An interior drain tile system is installed under the floor in the basement or crawl space. Interior installations are pretty common in older homes that don’t have an exterior system. The general procedure is as follows:
- Everything is removed from the basement, including any carpeting.
- A jackhammer is used to break up the basement floor.
- A trench is dug around the inside perimeter of the basement, along with a sump pit.
- The trench is lined with gravel, and then the drainpipe is placed into the trench and covered with more gravel.
- If the basement is going to be finished, the trench is covered.
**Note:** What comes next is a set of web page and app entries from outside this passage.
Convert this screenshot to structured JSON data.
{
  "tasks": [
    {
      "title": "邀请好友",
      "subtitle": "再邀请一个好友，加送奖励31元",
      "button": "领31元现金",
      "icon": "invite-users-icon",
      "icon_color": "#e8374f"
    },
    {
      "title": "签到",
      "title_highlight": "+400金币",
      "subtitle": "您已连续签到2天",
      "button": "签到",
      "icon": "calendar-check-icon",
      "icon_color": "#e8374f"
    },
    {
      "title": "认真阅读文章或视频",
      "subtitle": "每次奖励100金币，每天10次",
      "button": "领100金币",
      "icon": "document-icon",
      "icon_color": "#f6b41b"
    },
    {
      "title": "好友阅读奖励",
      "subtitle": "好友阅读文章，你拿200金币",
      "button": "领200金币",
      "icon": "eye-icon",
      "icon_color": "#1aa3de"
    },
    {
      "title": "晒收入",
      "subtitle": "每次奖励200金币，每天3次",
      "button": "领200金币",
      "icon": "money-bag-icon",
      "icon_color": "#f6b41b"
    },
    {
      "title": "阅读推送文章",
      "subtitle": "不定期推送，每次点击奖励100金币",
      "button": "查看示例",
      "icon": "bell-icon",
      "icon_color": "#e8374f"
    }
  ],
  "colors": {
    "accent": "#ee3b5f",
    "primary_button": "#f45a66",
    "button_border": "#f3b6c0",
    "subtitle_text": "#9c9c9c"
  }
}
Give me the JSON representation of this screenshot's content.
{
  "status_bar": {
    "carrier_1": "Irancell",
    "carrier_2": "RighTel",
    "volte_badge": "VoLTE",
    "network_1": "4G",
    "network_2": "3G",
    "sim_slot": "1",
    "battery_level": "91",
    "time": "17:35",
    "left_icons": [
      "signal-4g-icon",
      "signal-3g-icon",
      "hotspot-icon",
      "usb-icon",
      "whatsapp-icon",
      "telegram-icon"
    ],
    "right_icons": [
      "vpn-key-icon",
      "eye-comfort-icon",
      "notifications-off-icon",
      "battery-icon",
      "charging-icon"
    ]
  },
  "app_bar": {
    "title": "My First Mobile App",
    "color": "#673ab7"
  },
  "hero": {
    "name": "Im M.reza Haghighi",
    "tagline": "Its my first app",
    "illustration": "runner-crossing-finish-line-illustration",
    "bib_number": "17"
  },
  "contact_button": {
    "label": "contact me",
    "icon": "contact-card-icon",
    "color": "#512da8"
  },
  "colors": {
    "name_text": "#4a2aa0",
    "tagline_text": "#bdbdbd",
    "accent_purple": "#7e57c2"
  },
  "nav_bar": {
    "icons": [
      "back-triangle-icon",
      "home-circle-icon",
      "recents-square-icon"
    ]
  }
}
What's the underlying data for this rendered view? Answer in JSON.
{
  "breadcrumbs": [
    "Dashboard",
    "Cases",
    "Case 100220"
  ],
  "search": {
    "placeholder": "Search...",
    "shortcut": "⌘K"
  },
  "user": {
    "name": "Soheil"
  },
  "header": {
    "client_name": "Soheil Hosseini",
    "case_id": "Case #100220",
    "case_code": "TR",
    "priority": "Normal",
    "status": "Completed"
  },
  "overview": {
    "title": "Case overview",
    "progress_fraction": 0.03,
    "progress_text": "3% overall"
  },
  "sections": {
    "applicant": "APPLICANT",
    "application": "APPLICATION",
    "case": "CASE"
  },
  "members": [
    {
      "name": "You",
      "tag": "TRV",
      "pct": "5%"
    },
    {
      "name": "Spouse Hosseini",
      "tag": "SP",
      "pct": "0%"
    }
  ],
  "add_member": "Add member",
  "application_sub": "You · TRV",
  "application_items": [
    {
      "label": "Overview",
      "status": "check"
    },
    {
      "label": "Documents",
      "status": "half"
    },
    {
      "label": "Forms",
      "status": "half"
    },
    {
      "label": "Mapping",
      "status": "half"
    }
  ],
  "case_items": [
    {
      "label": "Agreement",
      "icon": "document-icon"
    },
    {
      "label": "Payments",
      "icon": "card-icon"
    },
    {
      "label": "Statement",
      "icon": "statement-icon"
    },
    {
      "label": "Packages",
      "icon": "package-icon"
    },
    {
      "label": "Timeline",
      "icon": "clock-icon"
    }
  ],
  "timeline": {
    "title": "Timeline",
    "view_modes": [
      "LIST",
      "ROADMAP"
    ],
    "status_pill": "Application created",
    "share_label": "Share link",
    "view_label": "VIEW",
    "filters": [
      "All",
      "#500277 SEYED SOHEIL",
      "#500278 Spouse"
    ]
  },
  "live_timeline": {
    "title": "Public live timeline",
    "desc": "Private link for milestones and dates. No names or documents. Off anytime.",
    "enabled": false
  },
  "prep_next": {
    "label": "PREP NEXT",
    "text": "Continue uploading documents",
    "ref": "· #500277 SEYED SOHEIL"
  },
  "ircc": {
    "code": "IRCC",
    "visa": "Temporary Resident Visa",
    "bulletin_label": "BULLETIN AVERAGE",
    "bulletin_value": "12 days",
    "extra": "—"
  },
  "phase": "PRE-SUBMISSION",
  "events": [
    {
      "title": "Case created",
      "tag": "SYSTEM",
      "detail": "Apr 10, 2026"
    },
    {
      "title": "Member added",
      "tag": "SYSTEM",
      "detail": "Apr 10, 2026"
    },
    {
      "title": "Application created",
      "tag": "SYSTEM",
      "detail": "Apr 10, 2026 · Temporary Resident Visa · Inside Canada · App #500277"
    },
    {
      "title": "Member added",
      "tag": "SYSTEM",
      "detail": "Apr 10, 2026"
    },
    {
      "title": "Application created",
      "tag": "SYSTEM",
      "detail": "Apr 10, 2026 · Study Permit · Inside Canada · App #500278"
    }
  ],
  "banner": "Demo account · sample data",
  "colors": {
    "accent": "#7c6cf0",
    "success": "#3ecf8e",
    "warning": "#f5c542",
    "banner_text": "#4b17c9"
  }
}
Now, any excess water in the soil under the foundation will be channeled into the sump pit and then ejected by the sump pump.
Two types of pipes
Rigid PVC pipe
Rigid PVC pipe has holes on one side and is placed holes-down in the gravel-lined trench. Because the pipe is rigid, corner fittings are used for direction changes.
Flexible corrugated pipe
Flexible corrugated pipe has tiny holes all over. However, the holes are small enough to keep soil out. Corrugated pipe is less expensive than PVC pipe, and because it’s flexible, it easily bends to go around corners. It’s also very durable in both hot and cold temperatures.
The installation cost depends on various factors, including your geographical location, whether the system is exterior or interior, the type of pipe used, whether it will be installed in an existing house or one currently under construction, etc.
Therefore, we can’t give you even a ballpark figure. The only way to know for sure is to contact a foundation repair contractor who has experience installing drain tile and ask for an inspection and repair estimate. Most contractors do inspections for free.
Although you might be tempted, we advise against DIY because installation is a major construction project. It’s better to find an experienced contractor you can trust.
If you’re thinking about installing drain tile and you’re in our service area in Nebraska, Iowa, Kansas, and Missouri, contact us for a free inspection and estimate.
How do I know if I have a drain tile system?
The easiest way to know if you have a drain tile system is to look for a sump pit. Typically, if you have a sump pit, you have a drain tile system. If you look inside the sump pit you will be able to see the drain tile coming into it. If you do not see anything coming into the sump pit, then you likely don’t have one.
Does your home need drain tile?
It depends. Your home might not need a drainage system if it sits on soil that drains well. In other words, soil that has a lot of sand and gravel in it. However, even then, it might be a good idea.
If you’re building a new home, drain tile doesn’t cost a lot to install. Therefore, you might as well have it done. Drain tile is also required in most areas of the US for new construction projects.
If you’re trying to sell a home, drain tile will make your home more attractive to buyers, and if you’re buying a home, look for one that already has drain tile installed.
Contact us for a free inspection and estimate if you’re thinking about drain tile for your home and you’re in our service area in Nebraska, Iowa, Kansas, and Missouri.